Top of Data to use

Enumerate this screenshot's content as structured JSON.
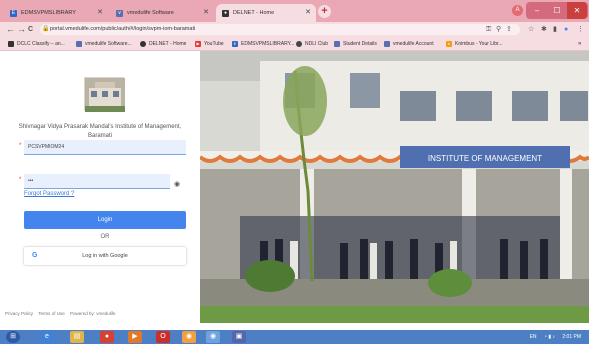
{
  "browser": {
    "tabs": [
      {
        "label": "EDMSVPMSLIBRARY",
        "color": "#2f66c7",
        "glyph": "E"
      },
      {
        "label": "vmedulife Software",
        "color": "#5a6fb0",
        "glyph": "v"
      },
      {
        "label": "DELNET - Home",
        "color": "#333333",
        "glyph": "●"
      }
    ],
    "new_tab": "+",
    "profile": "A",
    "window_controls": [
      "–",
      "☐",
      "✕"
    ],
    "back": "←",
    "forward": "→",
    "reload": "C",
    "url": "portal.vmedulife.com/public/auth/#/login/svpm-iom-baramati",
    "address_icons": [
      "key-icon",
      "search-icon",
      "share-icon",
      "star-icon",
      "extension-icon",
      "sidebar-icon",
      "profile-icon",
      "menu-icon"
    ],
    "bookmarks": [
      {
        "label": "DCLC Classify – an...",
        "color": "#333333"
      },
      {
        "label": "vmedulife Software...",
        "color": "#5a6fb0"
      },
      {
        "label": "DELNET - Home",
        "color": "#333333"
      },
      {
        "label": "YouTube",
        "color": "#e53935"
      },
      {
        "label": "EDMSVPMSLIBRARY...",
        "color": "#2f66c7"
      },
      {
        "label": "NDLI Club",
        "color": "#444444"
      },
      {
        "label": "Student Details",
        "color": "#5a6fb0"
      },
      {
        "label": "vmedulife Account",
        "color": "#5a6fb0"
      },
      {
        "label": "Knimbus - Your Libr...",
        "color": "#f39c12"
      }
    ]
  },
  "login": {
    "institute_name": "Shivnagar Vidya Prasarak Mandal's Institute of Management, Baramati",
    "username_value": "PCSVPMIOM24",
    "password_value": "•••",
    "required_mark": "*",
    "forgot_password": "Forgot Password ?",
    "login_button": "Login",
    "or_text": "OR",
    "google_button": "Log in with Google",
    "google_glyph": "G",
    "footer_links": [
      "Privacy Policy",
      "Terms of Use",
      "Powered by: vmedulife"
    ]
  },
  "photo": {
    "banner_text": "INSTITUTE OF MANAGEMENT"
  },
  "taskbar": {
    "tray_text": "EN",
    "time": "2:01 PM"
  }
}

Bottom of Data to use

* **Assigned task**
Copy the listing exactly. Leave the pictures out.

* **Written solution**
Enumerate this screenshot's content as structured JSON.
{
  "browser": {
    "tabs": [
      {
        "label": "EDMSVPMSLIBRARY",
        "color": "#2f66c7",
        "glyph": "E"
      },
      {
        "label": "vmedulife Software",
        "color": "#5a6fb0",
        "glyph": "v"
      },
      {
        "label": "DELNET - Home",
        "color": "#333333",
        "glyph": "●"
      }
    ],
    "new_tab": "+",
    "profile": "A",
    "window_controls": [
      "–",
      "☐",
      "✕"
    ],
    "back": "←",
    "forward": "→",
    "reload": "C",
    "url": "portal.vmedulife.com/public/auth/#/login/svpm-iom-baramati",
    "address_icons": [
      "key-icon",
      "search-icon",
      "share-icon",
      "star-icon",
      "extension-icon",
      "sidebar-icon",
      "profile-icon",
      "menu-icon"
    ],
    "bookmarks": [
      {
        "label": "DCLC Classify – an...",
        "color": "#333333"
      },
      {
        "label": "vmedulife Software...",
        "color": "#5a6fb0"
      },
      {
        "label": "DELNET - Home",
        "color": "#333333"
      },
      {
        "label": "YouTube",
        "color": "#e53935"
      },
      {
        "label": "EDMSVPMSLIBRARY...",
        "color": "#2f66c7"
      },
      {
        "label": "NDLI Club",
        "color": "#444444"
      },
      {
        "label": "Student Details",
        "color": "#5a6fb0"
      },
      {
        "label": "vmedulife Account",
        "color": "#5a6fb0"
      },
      {
        "label": "Knimbus - Your Libr...",
        "color": "#f39c12"
      }
    ]
  },
  "login": {
    "institute_name": "Shivnagar Vidya Prasarak Mandal's Institute of Management, Baramati",
    "username_value": "PCSVPMIOM24",
    "password_value": "•••",
    "required_mark": "*",
    "forgot_password": "Forgot Password ?",
    "login_button": "Login",
    "or_text": "OR",
    "google_button": "Log in with Google",
    "google_glyph": "G",
    "footer_links": [
      "Privacy Policy",
      "Terms of Use",
      "Powered by: vmedulife"
    ]
  },
  "photo": {
    "banner_text": "INSTITUTE OF MANAGEMENT"
  },
  "taskbar": {
    "tray_text": "EN",
    "time": "2:01 PM"
  }
}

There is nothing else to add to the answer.